An article in The New York Times details the connection between a Columbia University professor and a political scandal that has shaken New York State government. Sheldon Silver, speaker of the New York State Assembly, was indicted on a series of charges last week on an alleged scheme involving the work of Robert N. Taub, the Columbia professor. The indictment charges that Taub, whose research focuses on a form of cancer caused by asbestos, refers patients to a law firm that employed Silver. In return, the indictment says, Silver obtained millions of dollars, and he funneled state support to Taub's research center. Prosecutors have reached an agreement with Taub not to prosecute him in return for his help on the case. Columbia announced Friday that it was shutting down Taub's research center.
Authorities last week arrested a man who entered a classroom at Louisiana College and tried to pass himself off as a professor. A student who realized that the man was not the professor left the classroom and called the police. The man has been charged with criminal trespass and disorderly conduct.
A job ad for a position at the University of Bristol, in Britain, is capturing attention with its headline: "Associate Dean of Eureka Moments." (The first Eureka moment is illustrated at right -- but today's deans may be inspired in other locations.) The ad is actually for associate dean for the university's Faculty of Health Sciences. The position -- detailed here -- is for an "inspirational educational leader, who can build on our established reputation as a pioneering powerhouse of global medical research and education."
Jonathan Sandy, the dean of health sciences, said via email that the person who is hired won't actually hold the title associate dean of eureka moments. "This was to attract interest," he said. "The idea was from the advertising company and we are getting some interest even this early."
In today's Academic Minute, Stacy Tye-Williams, professor of communication and English at Iowa State University, sheds some light on bullying as it occurs in the professional arena. Learn more about the Academic Minute here.
Members of Columbia College’s part-time faculty association, “P-Fac,” voted 232 to 50 to disaffiliate from the Illinois Education Association, they announced Wednesday. Just about half of eligible members participated in the vote. Diana Vallera, P-Fac president, said in a statement that the election was really about the ability of “part-time and contingent faculty to control their own destiny.” She said remaining part of the Illinois Education Association, which is affiliated with the National Education Association, was a “roadblock to effective advocacy for our members.”

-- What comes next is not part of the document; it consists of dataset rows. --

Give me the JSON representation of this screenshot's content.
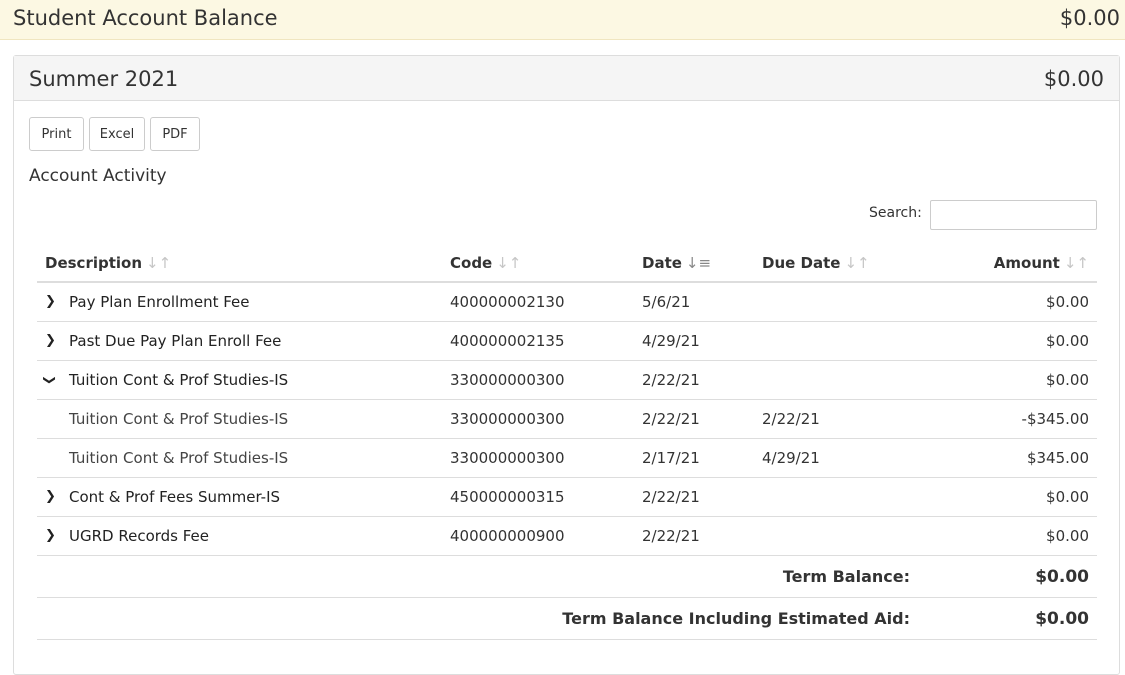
{
  "banner": {
    "title": "Student Account Balance",
    "amount": "$0.00"
  },
  "term": {
    "title": "Summer 2021",
    "amount": "$0.00"
  },
  "toolbar": {
    "print": "Print",
    "excel": "Excel",
    "pdf": "PDF"
  },
  "section_title": "Account Activity",
  "search": {
    "label": "Search:",
    "value": "",
    "placeholder": ""
  },
  "table": {
    "headers": {
      "description": "Description",
      "code": "Code",
      "date": "Date",
      "due_date": "Due Date",
      "amount": "Amount"
    },
    "sort_icons": {
      "default": "sort-icon",
      "active_column": "date",
      "active": "sort-descending-icon"
    },
    "rows": [
      {
        "expander": "chevron-right-icon",
        "description": "Pay Plan Enrollment Fee",
        "code": "400000002130",
        "date": "5/6/21",
        "due_date": "",
        "amount": "$0.00"
      },
      {
        "expander": "chevron-right-icon",
        "description": "Past Due Pay Plan Enroll Fee",
        "code": "400000002135",
        "date": "4/29/21",
        "due_date": "",
        "amount": "$0.00"
      },
      {
        "expander": "chevron-down-icon",
        "description": "Tuition Cont & Prof Studies-IS",
        "code": "330000000300",
        "date": "2/22/21",
        "due_date": "",
        "amount": "$0.00"
      },
      {
        "child": true,
        "description": "Tuition Cont & Prof Studies-IS",
        "code": "330000000300",
        "date": "2/22/21",
        "due_date": "2/22/21",
        "amount": "-$345.00"
      },
      {
        "child": true,
        "description": "Tuition Cont & Prof Studies-IS",
        "code": "330000000300",
        "date": "2/17/21",
        "due_date": "4/29/21",
        "amount": "$345.00"
      },
      {
        "expander": "chevron-right-icon",
        "description": "Cont & Prof Fees Summer-IS",
        "code": "450000000315",
        "date": "2/22/21",
        "due_date": "",
        "amount": "$0.00"
      },
      {
        "expander": "chevron-right-icon",
        "description": "UGRD Records Fee",
        "code": "400000000900",
        "date": "2/22/21",
        "due_date": "",
        "amount": "$0.00"
      }
    ],
    "totals": {
      "term_balance_label": "Term Balance:",
      "term_balance": "$0.00",
      "est_aid_label": "Term Balance Including Estimated Aid:",
      "est_aid_balance": "$0.00"
    }
  }
}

P-Fac had raised concerns in recent months about staff members at Columbia College trying to secure teaching assignments that adjuncts wanted. The part-time faculty union worried about the Illinois Education Association’s ability to represent members’ concerns impartially, since the staff union, United Staff of Columbia College, also is affiliated with the Illinois Education Association. The Illinois Education Association said in a statement that it values “the right of [union] members to vote on important issues and to have the results of their vote respected.” But the association also said members had raised “significant” concerns about the fairness of the election process. It said it will conduct an investigation in coming weeks into those complaints. In the interim, the association said it will “continue to honor our commitments to P-fac members and provide updates as appropriate.”